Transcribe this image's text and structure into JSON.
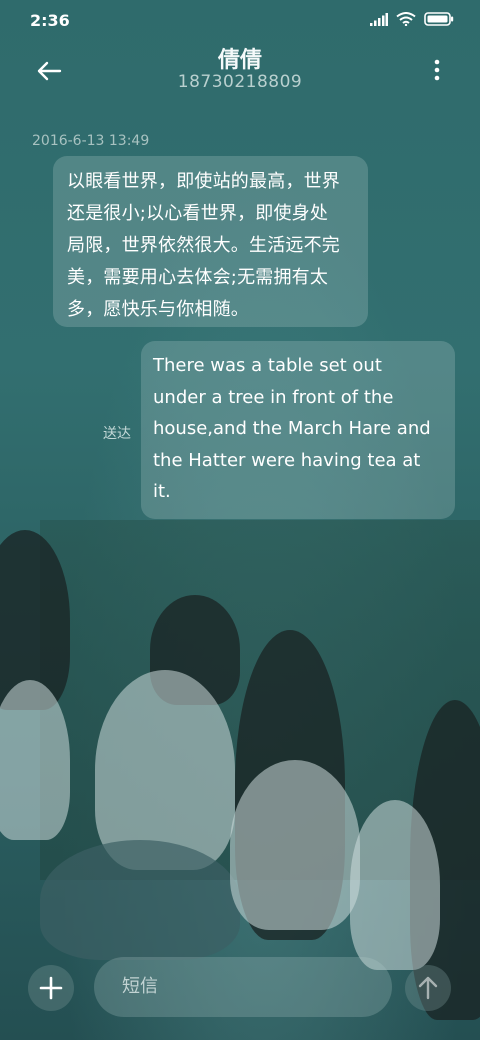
{
  "status_bar": {
    "time": "2:36",
    "icons": [
      "signal-icon",
      "wifi-icon",
      "battery-icon"
    ]
  },
  "header": {
    "title": "倩倩",
    "subtitle": "18730218809",
    "back_icon": "arrow-left-icon",
    "more_icon": "more-vertical-icon"
  },
  "conversation": {
    "timestamp": "2016-6-13 13:49",
    "incoming": {
      "lines": [
        "以眼看世界，即使站的最高，世界",
        "还是很小;以心看世界，即使身处",
        "局限，世界依然很大。生活远不完",
        "美，需要用心去体会;无需拥有太",
        "多，愿快乐与你相随。"
      ]
    },
    "outgoing": {
      "status": "送达",
      "lines": [
        "There was a table set out",
        "under a tree in front of the",
        "house,and the March Hare and",
        "the Hatter were having tea at",
        "it."
      ]
    }
  },
  "compose": {
    "placeholder": "短信",
    "add_icon": "plus-icon",
    "send_icon": "arrow-up-icon"
  },
  "colors": {
    "background": "#2f6b6c",
    "bubble": "#cde1e0",
    "text": "#ffffff"
  }
}
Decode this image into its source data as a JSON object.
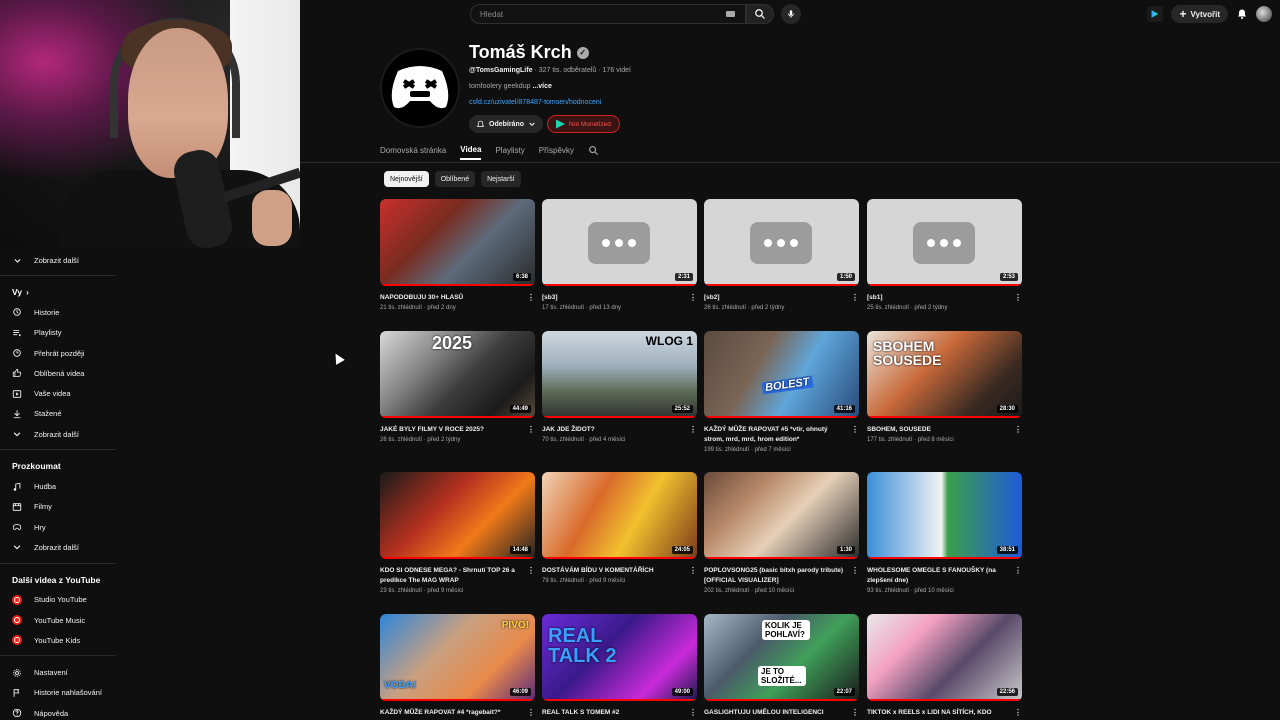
{
  "search": {
    "placeholder": "Hledat"
  },
  "topbar": {
    "create_label": "Vytvořit"
  },
  "sidebar": {
    "show_more_top": "Zobrazit další",
    "you_header": "Vy",
    "you_items": [
      {
        "label": "Historie",
        "icon": "history-icon"
      },
      {
        "label": "Playlisty",
        "icon": "playlists-icon"
      },
      {
        "label": "Přehrát později",
        "icon": "watch-later-icon"
      },
      {
        "label": "Oblíbená videa",
        "icon": "liked-icon"
      },
      {
        "label": "Vaše videa",
        "icon": "your-videos-icon"
      },
      {
        "label": "Stažené",
        "icon": "downloads-icon"
      },
      {
        "label": "Zobrazit další",
        "icon": "chevron-down-icon"
      }
    ],
    "explore_header": "Prozkoumat",
    "explore_items": [
      {
        "label": "Hudba",
        "icon": "music-icon"
      },
      {
        "label": "Filmy",
        "icon": "movies-icon"
      },
      {
        "label": "Hry",
        "icon": "gaming-icon"
      },
      {
        "label": "Zobrazit další",
        "icon": "chevron-down-icon"
      }
    ],
    "more_header": "Další videa z YouTube",
    "more_items": [
      {
        "label": "Studio YouTube"
      },
      {
        "label": "YouTube Music"
      },
      {
        "label": "YouTube Kids"
      }
    ],
    "bottom_items": [
      {
        "label": "Nastavení",
        "icon": "settings-icon"
      },
      {
        "label": "Historie nahlašování",
        "icon": "flag-icon"
      },
      {
        "label": "Nápověda",
        "icon": "help-icon"
      }
    ]
  },
  "channel": {
    "name": "Tomáš Krch",
    "handle": "@TomsGamingLife",
    "subs": "· 327 tis. odběratelů · 176 videí",
    "desc": "tomfoolery geekdup ",
    "desc_more": "...více",
    "link": "csfd.cz/uzivatel/878487-tomsen/hodnoceni",
    "subscribed_label": "Odebíráno",
    "not_monetized_label": "Not Monetized"
  },
  "tabs": [
    "Domovská stránka",
    "Videa",
    "Playlisty",
    "Příspěvky"
  ],
  "chips": [
    "Nejnovější",
    "Oblíbené",
    "Nejstarší"
  ],
  "videos": [
    {
      "title": "NAPODOBUJU 30+ HLASŮ",
      "meta": "21 tis. zhlédnutí · před 2 dny",
      "dur": "6:38"
    },
    {
      "title": "[sb3]",
      "meta": "17 tis. zhlédnutí · před 13 dny",
      "dur": "2:31"
    },
    {
      "title": "[sb2]",
      "meta": "26 tis. zhlédnutí · před 2 týdny",
      "dur": "1:50"
    },
    {
      "title": "[sb1]",
      "meta": "25 tis. zhlédnutí · před 2 týdny",
      "dur": "2:53"
    },
    {
      "title": "JAKÉ BYLY FILMY V ROCE 2025?",
      "meta": "26 tis. zhlédnutí · před 2 týdny",
      "dur": "44:49"
    },
    {
      "title": "JAK JDE ŽIDOT?",
      "meta": "70 tis. zhlédnutí · před 4 měsíci",
      "dur": "25:52"
    },
    {
      "title": "KAŽDÝ MŮŽE RAPOVAT #5 *vtir, ohnutý strom, mrd, mrd, hrom edition*",
      "meta": "199 tis. zhlédnutí · před 7 měsíci",
      "dur": "41:16"
    },
    {
      "title": "SBOHEM, SOUSEDE",
      "meta": "177 tis. zhlédnutí · před 8 měsíci",
      "dur": "28:30"
    },
    {
      "title": "KDO SI ODNESE MEGA? - Shrnutí TOP 26 a predikce The MAG WRAP",
      "meta": "23 tis. zhlédnutí · před 9 měsíci",
      "dur": "14:48"
    },
    {
      "title": "DOSTÁVÁM BÍDU V KOMENTÁŘÍCH",
      "meta": "79 tis. zhlédnutí · před 9 měsíci",
      "dur": "24:05"
    },
    {
      "title": "POPLOVSONG25 (basic bitxh parody tribute) [OFFICIAL VISUALIZER]",
      "meta": "202 tis. zhlédnutí · před 10 měsíci",
      "dur": "1:30"
    },
    {
      "title": "WHOLESOME OMEGLE S FANOUŠKY (na zlepšení dne)",
      "meta": "93 tis. zhlédnutí · před 10 měsíci",
      "dur": "38:51"
    },
    {
      "title": "KAŽDÝ MŮŽE RAPOVAT #4 *ragebait?*",
      "meta": "",
      "dur": "46:09"
    },
    {
      "title": "REAL TALK S TOMEM #2",
      "meta": "",
      "dur": "49:00"
    },
    {
      "title": "GASLIGHTUJU UMĚLOU INTELIGENCI",
      "meta": "",
      "dur": "22:07"
    },
    {
      "title": "TIKTOK x REELS x LIDI NA SÍTÍCH, KDO",
      "meta": "",
      "dur": "22:56"
    }
  ],
  "thumb_text": {
    "t5": "2025",
    "t6": "WLOG 1",
    "t7": "BOLEST",
    "t8": "SBOHEM SOUSEDE",
    "t13_a": "PIVO!",
    "t13_b": "VODA!",
    "t14": "REAL TALK 2",
    "t15_a": "KOLIK JE POHLAVÍ?",
    "t15_b": "JE TO SLOŽITÉ..."
  }
}
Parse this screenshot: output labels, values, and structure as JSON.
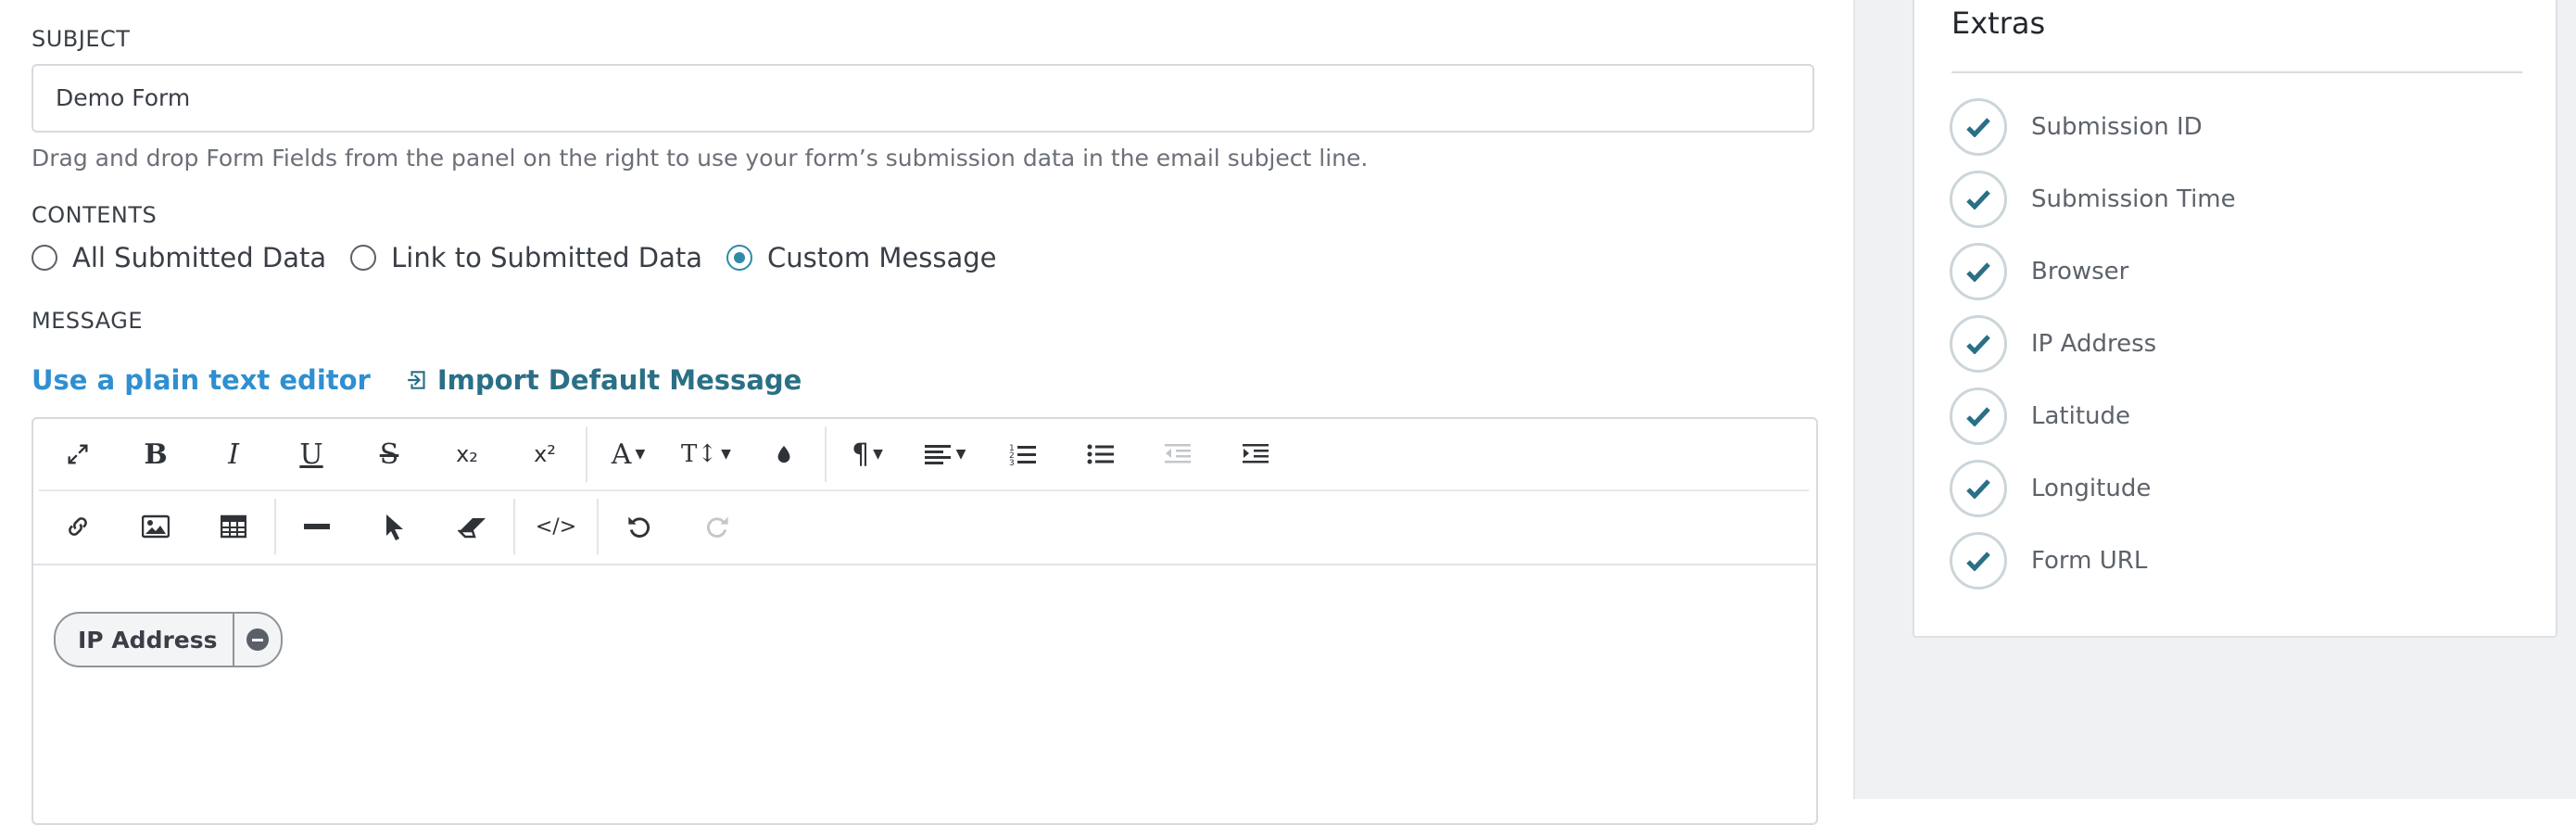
{
  "subject": {
    "label": "SUBJECT",
    "value": "Demo Form",
    "help": "Drag and drop Form Fields from the panel on the right to use your form’s submission data in the email subject line."
  },
  "contents": {
    "label": "CONTENTS",
    "options": [
      "All Submitted Data",
      "Link to Submitted Data",
      "Custom Message"
    ],
    "selected": "Custom Message"
  },
  "message": {
    "label": "MESSAGE",
    "plain_editor_link": "Use a plain text editor",
    "import_link": "Import Default Message",
    "toolbar_row1": [
      "fullscreen-icon",
      "bold-icon",
      "italic-icon",
      "underline-icon",
      "strikethrough-icon",
      "subscript-icon",
      "superscript-icon",
      "font-family-icon",
      "font-size-icon",
      "color-icon",
      "paragraph-icon",
      "align-icon",
      "ordered-list-icon",
      "unordered-list-icon",
      "outdent-icon",
      "indent-icon"
    ],
    "toolbar_row2": [
      "link-icon",
      "image-icon",
      "table-icon",
      "horizontal-rule-icon",
      "pointer-icon",
      "eraser-icon",
      "code-view-icon",
      "undo-icon",
      "redo-icon"
    ],
    "tags": [
      "IP Address"
    ]
  },
  "extras": {
    "title": "Extras",
    "items": [
      "Submission ID",
      "Submission Time",
      "Browser",
      "IP Address",
      "Latitude",
      "Longitude",
      "Form URL"
    ]
  },
  "colors": {
    "accent": "#2f8aa8",
    "link": "#2f8fd0",
    "check": "#2a6f86",
    "panel_bg": "#eff1f3"
  }
}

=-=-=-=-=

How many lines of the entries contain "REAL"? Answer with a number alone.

2